Tech and social media stocks slipped lower Thursday, led by an extended decline for Twitter Inc. (TWTR) - Get Free Report, after White House officials said President Donald Trump would sign an executive order aimed at curbing the industry's influence.
Bloomberg said the order could increase the litigation risk for social media companies by having the Federal Communications Commission fine-tune rules on removing or censuring user content. At present, social media companies need only to act in 'good faith' when acting on inappropriate material.
Bloomberg also reported that the Department of Justice could be asked to convene a panel of states Attorneys General to review spending and operational practices on social media platforms.
The executive order threat follows a series of Tweets from the President aimed at what he deemed unfair and biased treatment of 'conservative voices' on social media platforms following the fact-checking of a message on voter fraud by Twitter executives.
Twitter shares were marked 3.84% lower in pre-market trading Thursday, following a 2.8% slump yesterday, to indicate an opening bell price of $31.80 each. Facebook (FB) - Get Free Report shares slumped 1.3% and were last seen at $226.15 each while Google and YouTube parent Alphabet Inc. (GOOGL) - Get Free Report shares were little-changed at $1,420.28 each. Apple Inc. (AAPL) - Get Free Report, meanwhile, fell 0.44% to $316.71 each.
Trump said Twitter's move to fact-check his assertions of voter fraud and ballot registration are 'completely stifling free speech', even as he continued to freely express his views on the site's free social media platform to his 80.3 million followers.
"We can’t let a more sophisticated version of that happen again. Just like we can’t let large scale Mail-In Ballots take root in our Country," Trump added. "It would be a free for all on cheating, forgery and the theft of Ballots. Whoever cheated the most would win. Likewise, Social Media. Clean up your act, NOW!!!!"
Twitter CEO Jack Dorsey said the fact-check was necessary as the Tweets "may mislead people into thinking they don’t need to register to get a ballot", adding the company would update the link on the President's Tweets to "make this more clear."
"This does not make us an “arbiter of truth.”," Dorsey said via his verified Twitter account. "Our intention is to connect the dots of conflicting statements and show the information in dispute so people can judge for themselves."
"More transparency from us is critical so folks can clearly see the why behind our actions," he added.
That may not be enough to satisfy the President, nor lawmakers from both sides of the aisle as they consider changes to the Communications Decency Act that, for the most part, exempts companies from taking responsibility for content posted by their user base.

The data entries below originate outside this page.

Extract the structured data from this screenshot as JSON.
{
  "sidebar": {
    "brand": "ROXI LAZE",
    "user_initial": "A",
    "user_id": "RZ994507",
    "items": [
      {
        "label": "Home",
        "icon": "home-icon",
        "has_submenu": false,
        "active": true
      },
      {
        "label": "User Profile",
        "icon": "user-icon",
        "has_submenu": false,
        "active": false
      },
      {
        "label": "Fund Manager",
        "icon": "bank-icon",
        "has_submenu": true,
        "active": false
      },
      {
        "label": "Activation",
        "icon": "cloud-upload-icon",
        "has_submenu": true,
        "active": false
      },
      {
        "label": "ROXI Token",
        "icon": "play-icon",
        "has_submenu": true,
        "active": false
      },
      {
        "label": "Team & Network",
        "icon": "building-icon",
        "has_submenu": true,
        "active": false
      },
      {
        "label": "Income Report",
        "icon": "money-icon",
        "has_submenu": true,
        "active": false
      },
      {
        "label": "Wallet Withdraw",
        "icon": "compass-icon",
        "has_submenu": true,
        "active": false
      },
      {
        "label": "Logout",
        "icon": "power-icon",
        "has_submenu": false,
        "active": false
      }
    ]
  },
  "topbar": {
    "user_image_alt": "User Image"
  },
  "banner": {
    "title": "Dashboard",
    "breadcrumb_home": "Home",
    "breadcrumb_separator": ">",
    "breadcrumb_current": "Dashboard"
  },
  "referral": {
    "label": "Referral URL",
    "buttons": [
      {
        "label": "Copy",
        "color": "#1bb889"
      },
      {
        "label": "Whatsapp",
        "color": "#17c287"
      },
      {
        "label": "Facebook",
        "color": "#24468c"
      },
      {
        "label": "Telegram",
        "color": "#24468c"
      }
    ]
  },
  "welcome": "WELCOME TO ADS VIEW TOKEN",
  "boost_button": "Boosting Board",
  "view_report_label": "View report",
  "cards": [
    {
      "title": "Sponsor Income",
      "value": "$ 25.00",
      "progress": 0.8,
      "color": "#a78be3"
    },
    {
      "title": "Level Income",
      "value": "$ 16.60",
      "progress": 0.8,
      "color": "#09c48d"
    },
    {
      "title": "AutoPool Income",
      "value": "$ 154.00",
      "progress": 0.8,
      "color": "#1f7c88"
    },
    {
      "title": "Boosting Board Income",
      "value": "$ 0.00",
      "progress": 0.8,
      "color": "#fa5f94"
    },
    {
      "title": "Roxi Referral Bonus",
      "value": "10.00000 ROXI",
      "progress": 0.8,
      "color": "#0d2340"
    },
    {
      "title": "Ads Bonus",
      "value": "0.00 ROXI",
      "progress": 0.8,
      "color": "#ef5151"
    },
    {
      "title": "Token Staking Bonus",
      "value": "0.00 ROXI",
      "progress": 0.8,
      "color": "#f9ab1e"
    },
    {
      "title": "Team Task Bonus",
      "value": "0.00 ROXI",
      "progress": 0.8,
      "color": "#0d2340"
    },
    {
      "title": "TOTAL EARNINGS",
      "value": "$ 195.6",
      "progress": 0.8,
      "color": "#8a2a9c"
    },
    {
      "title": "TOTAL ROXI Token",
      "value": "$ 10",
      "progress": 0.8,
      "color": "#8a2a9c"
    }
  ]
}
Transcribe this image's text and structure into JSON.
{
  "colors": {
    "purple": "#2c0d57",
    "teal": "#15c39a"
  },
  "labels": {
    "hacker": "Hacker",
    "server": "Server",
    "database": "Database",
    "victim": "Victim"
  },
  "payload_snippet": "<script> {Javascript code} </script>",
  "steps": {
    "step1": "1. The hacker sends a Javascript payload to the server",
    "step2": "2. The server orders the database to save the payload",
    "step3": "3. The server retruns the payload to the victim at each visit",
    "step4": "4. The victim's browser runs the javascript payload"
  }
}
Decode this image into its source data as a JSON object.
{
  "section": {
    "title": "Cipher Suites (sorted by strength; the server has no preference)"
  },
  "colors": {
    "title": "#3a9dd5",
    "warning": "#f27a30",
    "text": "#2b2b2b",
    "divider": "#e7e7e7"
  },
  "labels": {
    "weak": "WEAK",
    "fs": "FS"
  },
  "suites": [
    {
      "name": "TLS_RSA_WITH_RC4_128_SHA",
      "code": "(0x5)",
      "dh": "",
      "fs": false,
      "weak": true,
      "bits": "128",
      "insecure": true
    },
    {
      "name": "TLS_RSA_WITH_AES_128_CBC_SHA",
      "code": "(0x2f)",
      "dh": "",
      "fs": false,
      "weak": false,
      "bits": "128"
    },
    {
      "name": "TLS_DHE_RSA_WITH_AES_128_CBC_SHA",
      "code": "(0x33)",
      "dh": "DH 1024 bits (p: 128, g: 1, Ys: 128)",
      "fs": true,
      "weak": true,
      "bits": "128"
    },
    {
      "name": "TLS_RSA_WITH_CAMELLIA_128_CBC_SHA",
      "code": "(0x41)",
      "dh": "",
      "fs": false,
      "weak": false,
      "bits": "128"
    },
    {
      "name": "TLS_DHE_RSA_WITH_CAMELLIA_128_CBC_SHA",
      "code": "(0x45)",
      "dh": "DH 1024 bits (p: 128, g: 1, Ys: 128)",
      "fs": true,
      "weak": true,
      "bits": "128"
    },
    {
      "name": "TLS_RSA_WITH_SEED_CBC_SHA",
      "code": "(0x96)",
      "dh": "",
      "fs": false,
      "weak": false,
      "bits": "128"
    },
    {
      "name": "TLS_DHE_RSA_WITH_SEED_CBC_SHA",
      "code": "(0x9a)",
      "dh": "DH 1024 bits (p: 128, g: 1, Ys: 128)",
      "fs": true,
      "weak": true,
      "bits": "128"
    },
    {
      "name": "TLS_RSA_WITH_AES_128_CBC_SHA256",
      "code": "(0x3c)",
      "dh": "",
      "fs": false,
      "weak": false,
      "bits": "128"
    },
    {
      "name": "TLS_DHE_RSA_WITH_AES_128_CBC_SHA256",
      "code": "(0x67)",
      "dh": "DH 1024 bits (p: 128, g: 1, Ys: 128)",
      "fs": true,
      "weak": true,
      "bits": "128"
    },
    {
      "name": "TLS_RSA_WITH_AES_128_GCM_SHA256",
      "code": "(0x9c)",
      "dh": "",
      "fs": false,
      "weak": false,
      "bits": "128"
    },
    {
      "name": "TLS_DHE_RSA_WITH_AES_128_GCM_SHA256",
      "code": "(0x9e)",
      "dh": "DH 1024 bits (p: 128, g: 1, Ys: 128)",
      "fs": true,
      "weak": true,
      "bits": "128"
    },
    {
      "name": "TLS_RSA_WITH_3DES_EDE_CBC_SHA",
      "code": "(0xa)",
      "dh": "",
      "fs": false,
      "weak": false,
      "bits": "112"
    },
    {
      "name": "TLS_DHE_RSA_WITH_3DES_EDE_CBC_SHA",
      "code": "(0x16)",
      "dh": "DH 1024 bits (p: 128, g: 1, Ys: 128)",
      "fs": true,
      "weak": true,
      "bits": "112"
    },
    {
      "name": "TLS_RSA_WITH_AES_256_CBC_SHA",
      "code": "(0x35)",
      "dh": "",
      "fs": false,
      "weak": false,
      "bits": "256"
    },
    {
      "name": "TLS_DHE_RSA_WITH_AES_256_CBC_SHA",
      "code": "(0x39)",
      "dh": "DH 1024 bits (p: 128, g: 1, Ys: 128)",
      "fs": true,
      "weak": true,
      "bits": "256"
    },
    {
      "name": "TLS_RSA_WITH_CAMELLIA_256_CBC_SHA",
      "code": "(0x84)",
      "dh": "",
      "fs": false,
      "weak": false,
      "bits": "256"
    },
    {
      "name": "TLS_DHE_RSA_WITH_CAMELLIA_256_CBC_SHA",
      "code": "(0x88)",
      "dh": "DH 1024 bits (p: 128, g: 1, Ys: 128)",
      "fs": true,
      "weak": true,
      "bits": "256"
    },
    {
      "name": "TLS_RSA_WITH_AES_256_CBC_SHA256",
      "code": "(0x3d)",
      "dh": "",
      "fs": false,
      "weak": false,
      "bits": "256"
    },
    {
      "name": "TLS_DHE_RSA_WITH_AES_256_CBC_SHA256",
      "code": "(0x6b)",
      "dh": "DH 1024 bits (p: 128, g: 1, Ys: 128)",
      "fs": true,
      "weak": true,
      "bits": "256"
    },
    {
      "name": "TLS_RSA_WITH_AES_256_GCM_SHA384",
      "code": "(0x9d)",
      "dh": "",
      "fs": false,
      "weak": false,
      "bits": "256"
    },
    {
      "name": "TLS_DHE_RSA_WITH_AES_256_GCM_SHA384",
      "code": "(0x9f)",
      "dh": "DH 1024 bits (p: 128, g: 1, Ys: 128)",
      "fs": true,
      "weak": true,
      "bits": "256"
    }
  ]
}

"Why should @twitter continue to get special treatment from government as a mere distributor of other people’s content if you are going to editorialize and comment like a publisher?," Republican Senator Josh Hawley asked last night on his verified Twitter account. "Shouldn’t you be treated like publisher?"